*** Block opens ***

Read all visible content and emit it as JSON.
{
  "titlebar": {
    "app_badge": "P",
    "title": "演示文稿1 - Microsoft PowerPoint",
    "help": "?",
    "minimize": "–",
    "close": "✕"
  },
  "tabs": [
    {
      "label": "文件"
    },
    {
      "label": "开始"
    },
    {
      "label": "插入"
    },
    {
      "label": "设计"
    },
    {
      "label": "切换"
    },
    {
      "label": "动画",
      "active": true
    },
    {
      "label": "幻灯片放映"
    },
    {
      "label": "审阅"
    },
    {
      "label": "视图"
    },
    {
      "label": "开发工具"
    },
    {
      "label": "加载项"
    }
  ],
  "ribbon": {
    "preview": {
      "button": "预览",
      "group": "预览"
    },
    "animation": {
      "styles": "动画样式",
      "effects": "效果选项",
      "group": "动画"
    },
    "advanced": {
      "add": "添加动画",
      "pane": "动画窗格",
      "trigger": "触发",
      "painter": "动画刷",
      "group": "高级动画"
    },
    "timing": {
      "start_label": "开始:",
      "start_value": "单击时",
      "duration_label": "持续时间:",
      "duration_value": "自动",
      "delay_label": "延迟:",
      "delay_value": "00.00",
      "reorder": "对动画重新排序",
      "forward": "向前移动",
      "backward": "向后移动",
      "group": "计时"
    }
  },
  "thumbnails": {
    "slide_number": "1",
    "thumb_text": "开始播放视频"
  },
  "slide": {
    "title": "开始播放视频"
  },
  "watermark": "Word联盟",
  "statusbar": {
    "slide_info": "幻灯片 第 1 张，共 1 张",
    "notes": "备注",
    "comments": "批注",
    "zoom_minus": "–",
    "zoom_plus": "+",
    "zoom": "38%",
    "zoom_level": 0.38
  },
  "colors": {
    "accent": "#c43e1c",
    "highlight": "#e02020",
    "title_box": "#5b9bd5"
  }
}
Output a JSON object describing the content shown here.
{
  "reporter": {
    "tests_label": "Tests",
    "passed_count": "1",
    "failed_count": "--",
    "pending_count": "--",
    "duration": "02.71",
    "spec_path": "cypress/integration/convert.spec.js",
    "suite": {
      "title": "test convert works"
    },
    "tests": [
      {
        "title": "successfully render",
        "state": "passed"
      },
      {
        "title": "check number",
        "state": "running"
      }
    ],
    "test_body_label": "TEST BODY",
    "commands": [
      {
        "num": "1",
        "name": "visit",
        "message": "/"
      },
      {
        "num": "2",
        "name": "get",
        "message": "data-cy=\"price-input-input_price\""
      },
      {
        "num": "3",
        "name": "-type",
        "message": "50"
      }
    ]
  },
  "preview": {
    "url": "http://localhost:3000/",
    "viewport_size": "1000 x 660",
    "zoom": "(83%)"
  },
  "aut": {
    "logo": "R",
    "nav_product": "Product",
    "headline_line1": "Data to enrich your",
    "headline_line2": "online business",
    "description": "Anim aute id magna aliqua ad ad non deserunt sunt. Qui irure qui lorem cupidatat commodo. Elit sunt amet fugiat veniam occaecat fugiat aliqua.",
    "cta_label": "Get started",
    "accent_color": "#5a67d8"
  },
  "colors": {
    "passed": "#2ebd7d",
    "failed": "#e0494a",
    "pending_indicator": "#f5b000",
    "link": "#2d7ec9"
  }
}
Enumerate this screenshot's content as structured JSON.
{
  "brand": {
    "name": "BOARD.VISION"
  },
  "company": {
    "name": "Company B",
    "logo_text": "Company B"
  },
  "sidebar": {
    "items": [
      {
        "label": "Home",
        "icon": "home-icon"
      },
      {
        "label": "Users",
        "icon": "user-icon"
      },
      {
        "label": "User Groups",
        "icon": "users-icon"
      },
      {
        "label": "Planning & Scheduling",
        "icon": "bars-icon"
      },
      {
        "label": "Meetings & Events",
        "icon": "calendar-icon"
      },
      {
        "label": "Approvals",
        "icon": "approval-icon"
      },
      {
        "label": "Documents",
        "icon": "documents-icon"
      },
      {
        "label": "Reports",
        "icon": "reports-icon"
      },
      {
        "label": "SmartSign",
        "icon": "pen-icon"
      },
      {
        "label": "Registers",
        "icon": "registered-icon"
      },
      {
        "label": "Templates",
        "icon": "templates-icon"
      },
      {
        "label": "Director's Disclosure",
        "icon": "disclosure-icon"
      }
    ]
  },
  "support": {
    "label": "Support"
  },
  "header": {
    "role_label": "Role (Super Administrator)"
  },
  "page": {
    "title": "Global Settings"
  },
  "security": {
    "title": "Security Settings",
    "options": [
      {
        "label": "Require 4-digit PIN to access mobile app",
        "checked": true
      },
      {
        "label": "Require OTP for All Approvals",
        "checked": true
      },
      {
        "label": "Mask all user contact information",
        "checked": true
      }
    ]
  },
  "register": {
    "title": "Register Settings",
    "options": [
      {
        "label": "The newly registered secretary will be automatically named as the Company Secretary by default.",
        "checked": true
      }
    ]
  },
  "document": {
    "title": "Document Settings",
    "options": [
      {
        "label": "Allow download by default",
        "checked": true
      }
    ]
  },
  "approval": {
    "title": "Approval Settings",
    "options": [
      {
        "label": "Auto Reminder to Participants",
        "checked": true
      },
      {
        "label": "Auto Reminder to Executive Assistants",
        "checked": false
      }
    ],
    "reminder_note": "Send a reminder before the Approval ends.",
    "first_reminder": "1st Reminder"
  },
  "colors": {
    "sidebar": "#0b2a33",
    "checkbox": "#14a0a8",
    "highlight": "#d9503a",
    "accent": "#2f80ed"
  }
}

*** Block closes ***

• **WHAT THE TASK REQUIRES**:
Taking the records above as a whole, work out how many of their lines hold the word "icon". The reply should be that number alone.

• **ANSWER TO THIS TASK**:
12